◆ Task: In your copy, include no images, and write out every entry below exactly as it stands.

### Data listing ###

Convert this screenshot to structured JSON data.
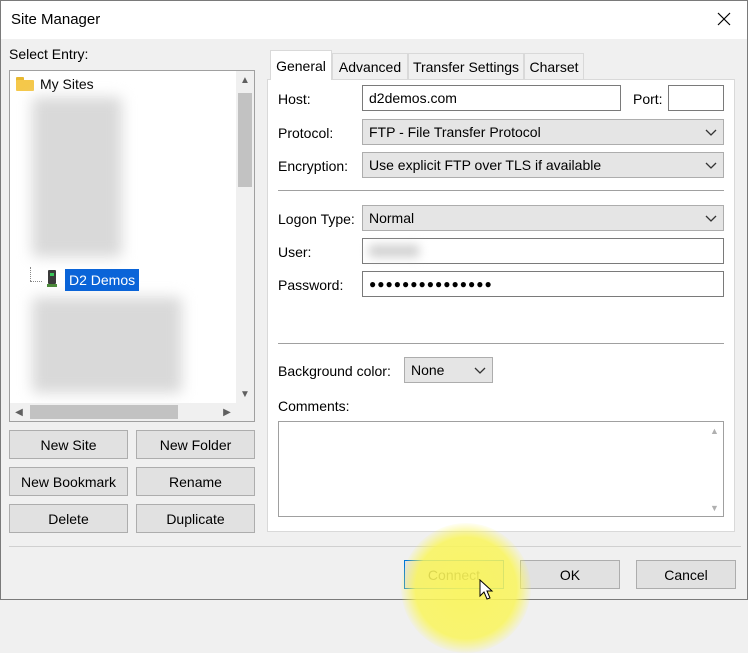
{
  "window": {
    "title": "Site Manager"
  },
  "left": {
    "select_label": "Select Entry:",
    "tree": {
      "root": "My Sites",
      "selected_site": "D2 Demos"
    },
    "buttons": {
      "new_site": "New Site",
      "new_folder": "New Folder",
      "new_bookmark": "New Bookmark",
      "rename": "Rename",
      "delete": "Delete",
      "duplicate": "Duplicate"
    }
  },
  "tabs": [
    {
      "label": "General",
      "active": true
    },
    {
      "label": "Advanced",
      "active": false
    },
    {
      "label": "Transfer Settings",
      "active": false
    },
    {
      "label": "Charset",
      "active": false
    }
  ],
  "general": {
    "host_label": "Host:",
    "host_value": "d2demos.com",
    "port_label": "Port:",
    "port_value": "",
    "protocol_label": "Protocol:",
    "protocol_value": "FTP - File Transfer Protocol",
    "encryption_label": "Encryption:",
    "encryption_value": "Use explicit FTP over TLS if available",
    "logon_type_label": "Logon Type:",
    "logon_type_value": "Normal",
    "user_label": "User:",
    "user_value": "",
    "password_label": "Password:",
    "password_value": "●●●●●●●●●●●●●●●",
    "bg_color_label": "Background color:",
    "bg_color_value": "None",
    "comments_label": "Comments:",
    "comments_value": ""
  },
  "footer": {
    "connect": "Connect",
    "ok": "OK",
    "cancel": "Cancel"
  },
  "colors": {
    "selection": "#0a64d8",
    "highlight": "#faf55a"
  }
}
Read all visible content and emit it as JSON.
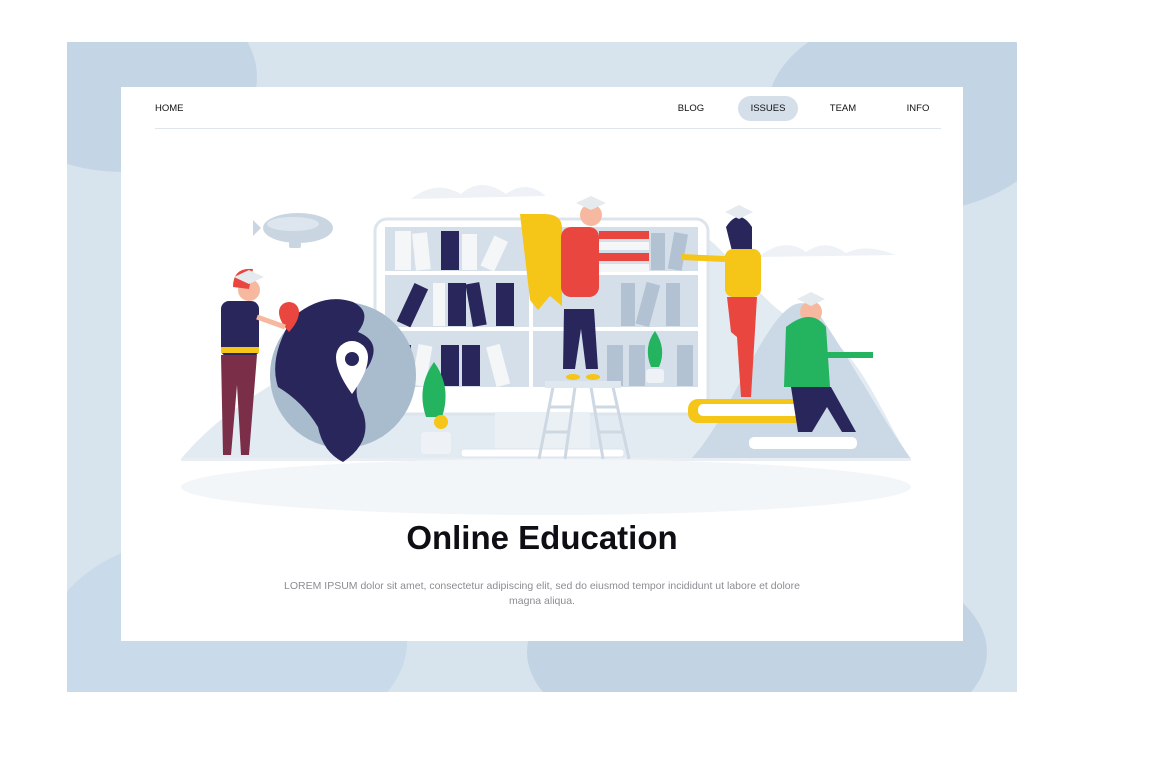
{
  "nav": {
    "home": "HOME",
    "links": [
      "BLOG",
      "ISSUES",
      "TEAM",
      "INFO"
    ],
    "active": "ISSUES"
  },
  "hero": {
    "title": "Online Education",
    "description": "LOREM IPSUM dolor sit amet, consectetur adipiscing elit, sed do eiusmod tempor incididunt ut labore et dolore magna aliqua."
  },
  "colors": {
    "outer_background": "#d7e3ed",
    "card": "#ffffff",
    "active_pill": "#d4dfea",
    "navy": "#29265c",
    "red": "#e8463f",
    "yellow": "#f5c518",
    "green": "#24b35f"
  }
}
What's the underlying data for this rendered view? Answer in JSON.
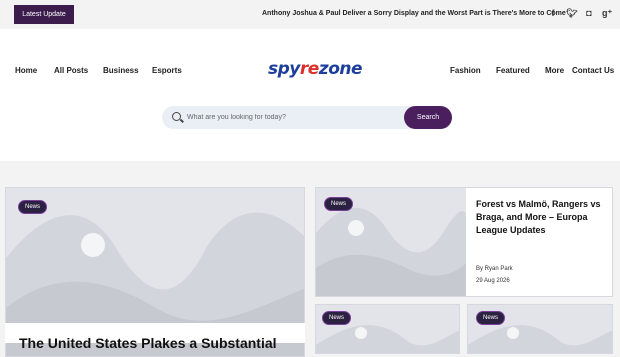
{
  "topbar": {
    "latest_label": "Latest Update",
    "ticker": "Anthony Joshua & Paul Deliver a Sorry Display and the Worst Part is There's More to Come",
    "socials": [
      "f",
      "t",
      "ig",
      "g+"
    ]
  },
  "nav": {
    "left": [
      "Home",
      "All Posts",
      "Business",
      "Esports"
    ],
    "right": [
      "Fashion",
      "Featured",
      "More",
      "Contact Us"
    ]
  },
  "logo": {
    "part1": "spy",
    "part2": "re",
    "part3": "zone"
  },
  "search": {
    "placeholder": "What are you looking for today?",
    "button": "Search"
  },
  "featured": {
    "badge": "News",
    "title": "The United States Plakes a Substantial"
  },
  "side_card": {
    "badge": "News",
    "title": "Forest vs Malmö, Rangers vs Braga, and More – Europa League Updates",
    "author": "By Ryan Park",
    "date": "29 Aug 2026"
  },
  "small_cards": [
    {
      "badge": "News"
    },
    {
      "badge": "News"
    }
  ]
}
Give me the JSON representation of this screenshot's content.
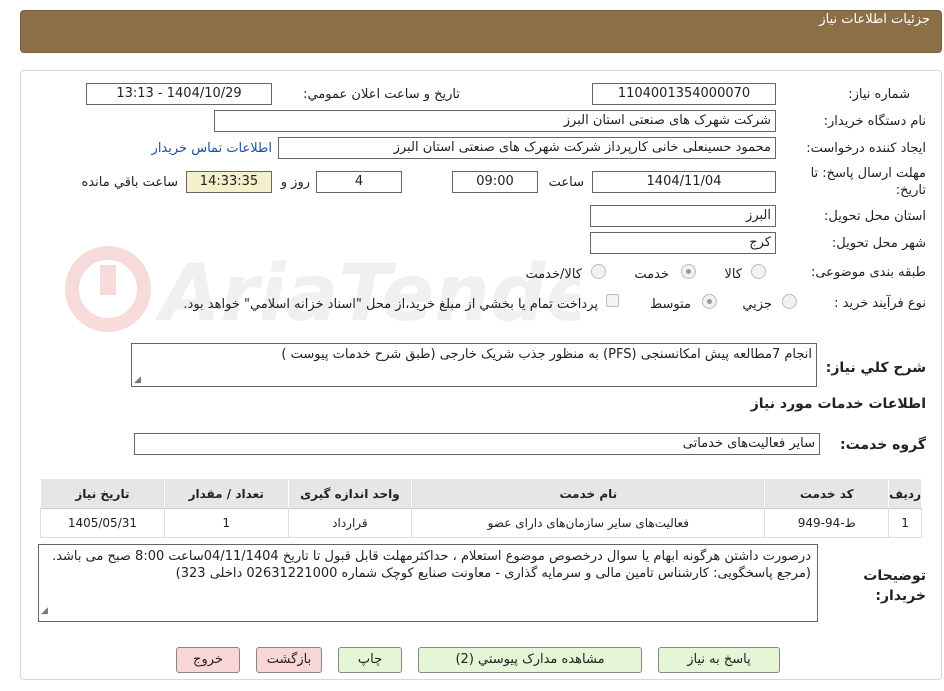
{
  "header": {
    "title": "جزئیات اطلاعات نیاز"
  },
  "fields": {
    "need_number_label": "شماره نیاز:",
    "need_number": "1104001354000070",
    "announce_label": "تاریخ و ساعت اعلان عمومي:",
    "announce_value": "1404/10/29 - 13:13",
    "device_label": "نام دستگاه خريدار:",
    "device_value": "شرکت شهرک های صنعتی استان البرز",
    "creator_label": "ايجاد كننده درخواست:",
    "creator_value": "محمود حسینعلی خانی کارپرداز شرکت شهرک های صنعتی استان البرز",
    "contact_link": "اطلاعات تماس خريدار",
    "deadline_label": "مهلت ارسال پاسخ: تا تاريخ:",
    "deadline_date": "1404/11/04",
    "time_label": "ساعت",
    "deadline_time": "09:00",
    "days": "4",
    "days_label": "روز و",
    "remaining": "14:33:35",
    "remaining_label": "ساعت باقي مانده",
    "province_label": "استان محل تحويل:",
    "province_value": "البرز",
    "city_label": "شهر محل تحويل:",
    "city_value": "کرج",
    "category_label": "طبقه بندی موضوعی:",
    "category_options": [
      "کالا",
      "خدمت",
      "کالا/خدمت"
    ],
    "category_selected": "خدمت",
    "process_label": "نوع فرآيند خريد :",
    "process_options": [
      "جزيي",
      "متوسط"
    ],
    "process_selected": "متوسط",
    "payment_note": "پرداخت تمام يا بخشي از مبلغ خريد،از محل \"اسناد خزانه اسلامي\" خواهد بود."
  },
  "summary": {
    "label": "شرح کلي نياز:",
    "text": "انجام  7مطالعه  پیش امکانسنجی (PFS) به منظور جذب شریک خارجی (طبق شرح خدمات پیوست )"
  },
  "services": {
    "section_title": "اطلاعات خدمات مورد نياز",
    "group_label": "گروه خدمت:",
    "group_value": "سایر فعالیت‌های خدماتی"
  },
  "table": {
    "headers": [
      "رديف",
      "کد خدمت",
      "نام خدمت",
      "واحد اندازه گيری",
      "تعداد / مقدار",
      "تاريخ نياز"
    ],
    "rows": [
      [
        "1",
        "ط-94-949",
        "فعالیت‌های سایر سازمان‌های دارای عضو",
        "قرارداد",
        "1",
        "1405/05/31"
      ]
    ]
  },
  "buyer_notes": {
    "label": "توضيحات خريدار:",
    "text": "درصورت داشتن هرگونه ابهام یا سوال درخصوص موضوع استعلام ، حداکثرمهلت قابل قبول تا تاریخ 04/11/1404ساعت 8:00 صبح می باشد.(مرجع پاسخگویی: کارشناس تامین مالی و سرمایه گذاری - معاونت صنایع کوچک شماره 02631221000 داخلی 323)"
  },
  "buttons": {
    "reply": "پاسخ به نياز",
    "attachments": "مشاهده مدارک پيوستي (2)",
    "print": "چاپ",
    "back": "بازگشت",
    "exit": "خروج"
  },
  "watermark": {
    "text": "AriaTender.neT"
  }
}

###

◆ Output for this exercise:
Convert this screenshot to structured JSON data.
{
  "window": {
    "title": "Site Manager"
  },
  "left": {
    "select_label": "Select Entry:",
    "tree": {
      "root": "My Sites",
      "selected_site": "D2 Demos"
    },
    "buttons": {
      "new_site": "New Site",
      "new_folder": "New Folder",
      "new_bookmark": "New Bookmark",
      "rename": "Rename",
      "delete": "Delete",
      "duplicate": "Duplicate"
    }
  },
  "tabs": [
    {
      "label": "General",
      "active": true
    },
    {
      "label": "Advanced",
      "active": false
    },
    {
      "label": "Transfer Settings",
      "active": false
    },
    {
      "label": "Charset",
      "active": false
    }
  ],
  "general": {
    "host_label": "Host:",
    "host_value": "d2demos.com",
    "port_label": "Port:",
    "port_value": "",
    "protocol_label": "Protocol:",
    "protocol_value": "FTP - File Transfer Protocol",
    "encryption_label": "Encryption:",
    "encryption_value": "Use explicit FTP over TLS if available",
    "logon_type_label": "Logon Type:",
    "logon_type_value": "Normal",
    "user_label": "User:",
    "user_value": "",
    "password_label": "Password:",
    "password_value": "●●●●●●●●●●●●●●●",
    "bg_color_label": "Background color:",
    "bg_color_value": "None",
    "comments_label": "Comments:",
    "comments_value": ""
  },
  "footer": {
    "connect": "Connect",
    "ok": "OK",
    "cancel": "Cancel"
  },
  "colors": {
    "selection": "#0a64d8",
    "highlight": "#faf55a"
  }
}
Read all visible content and emit it as JSON.
{
  "nav": {
    "home": "HOME",
    "links": [
      "BLOG",
      "ISSUES",
      "TEAM",
      "INFO"
    ],
    "active": "ISSUES"
  },
  "hero": {
    "title": "Online Education",
    "description": "LOREM IPSUM dolor sit amet, consectetur adipiscing elit, sed do eiusmod tempor incididunt ut labore et dolore magna aliqua."
  },
  "colors": {
    "outer_background": "#d7e3ed",
    "card": "#ffffff",
    "active_pill": "#d4dfea",
    "navy": "#29265c",
    "red": "#e8463f",
    "yellow": "#f5c518",
    "green": "#24b35f"
  }
}
What's the underlying data for this rendered view? Answer in JSON.
{
  "topbar": {
    "latest_label": "Latest Update",
    "ticker": "Anthony Joshua & Paul Deliver a Sorry Display and the Worst Part is There's More to Come",
    "socials": [
      "f",
      "t",
      "ig",
      "g+"
    ]
  },
  "nav": {
    "left": [
      "Home",
      "All Posts",
      "Business",
      "Esports"
    ],
    "right": [
      "Fashion",
      "Featured",
      "More",
      "Contact Us"
    ]
  },
  "logo": {
    "part1": "spy",
    "part2": "re",
    "part3": "zone"
  },
  "search": {
    "placeholder": "What are you looking for today?",
    "button": "Search"
  },
  "featured": {
    "badge": "News",
    "title": "The United States Plakes a Substantial"
  },
  "side_card": {
    "badge": "News",
    "title": "Forest vs Malmö, Rangers vs Braga, and More – Europa League Updates",
    "author": "By Ryan Park",
    "date": "29 Aug 2026"
  },
  "small_cards": [
    {
      "badge": "News"
    },
    {
      "badge": "News"
    }
  ]
}
Give me the JSON representation of this screenshot's content.
{
  "header": {
    "title": "جزئیات اطلاعات نیاز"
  },
  "fields": {
    "need_number_label": "شماره نیاز:",
    "need_number": "1104001354000070",
    "announce_label": "تاریخ و ساعت اعلان عمومي:",
    "announce_value": "1404/10/29 - 13:13",
    "device_label": "نام دستگاه خريدار:",
    "device_value": "شرکت شهرک های صنعتی استان البرز",
    "creator_label": "ايجاد كننده درخواست:",
    "creator_value": "محمود حسینعلی خانی کارپرداز شرکت شهرک های صنعتی استان البرز",
    "contact_link": "اطلاعات تماس خريدار",
    "deadline_label": "مهلت ارسال پاسخ: تا تاريخ:",
    "deadline_date": "1404/11/04",
    "time_label": "ساعت",
    "deadline_time": "09:00",
    "days": "4",
    "days_label": "روز و",
    "remaining": "14:33:35",
    "remaining_label": "ساعت باقي مانده",
    "province_label": "استان محل تحويل:",
    "province_value": "البرز",
    "city_label": "شهر محل تحويل:",
    "city_value": "کرج",
    "category_label": "طبقه بندی موضوعی:",
    "category_options": [
      "کالا",
      "خدمت",
      "کالا/خدمت"
    ],
    "category_selected": "خدمت",
    "process_label": "نوع فرآيند خريد :",
    "process_options": [
      "جزيي",
      "متوسط"
    ],
    "process_selected": "متوسط",
    "payment_note": "پرداخت تمام يا بخشي از مبلغ خريد،از محل \"اسناد خزانه اسلامي\" خواهد بود."
  },
  "summary": {
    "label": "شرح کلي نياز:",
    "text": "انجام  7مطالعه  پیش امکانسنجی (PFS) به منظور جذب شریک خارجی (طبق شرح خدمات پیوست )"
  },
  "services": {
    "section_title": "اطلاعات خدمات مورد نياز",
    "group_label": "گروه خدمت:",
    "group_value": "سایر فعالیت‌های خدماتی"
  },
  "table": {
    "headers": [
      "رديف",
      "کد خدمت",
      "نام خدمت",
      "واحد اندازه گيری",
      "تعداد / مقدار",
      "تاريخ نياز"
    ],
    "rows": [
      [
        "1",
        "ط-94-949",
        "فعالیت‌های سایر سازمان‌های دارای عضو",
        "قرارداد",
        "1",
        "1405/05/31"
      ]
    ]
  },
  "buyer_notes": {
    "label": "توضيحات خريدار:",
    "text": "درصورت داشتن هرگونه ابهام یا سوال درخصوص موضوع استعلام ، حداکثرمهلت قابل قبول تا تاریخ 04/11/1404ساعت 8:00 صبح می باشد.(مرجع پاسخگویی: کارشناس تامین مالی و سرمایه گذاری - معاونت صنایع کوچک شماره 02631221000 داخلی 323)"
  },
  "buttons": {
    "reply": "پاسخ به نياز",
    "attachments": "مشاهده مدارک پيوستي (2)",
    "print": "چاپ",
    "back": "بازگشت",
    "exit": "خروج"
  },
  "watermark": {
    "text": "AriaTender.neT"
  }
}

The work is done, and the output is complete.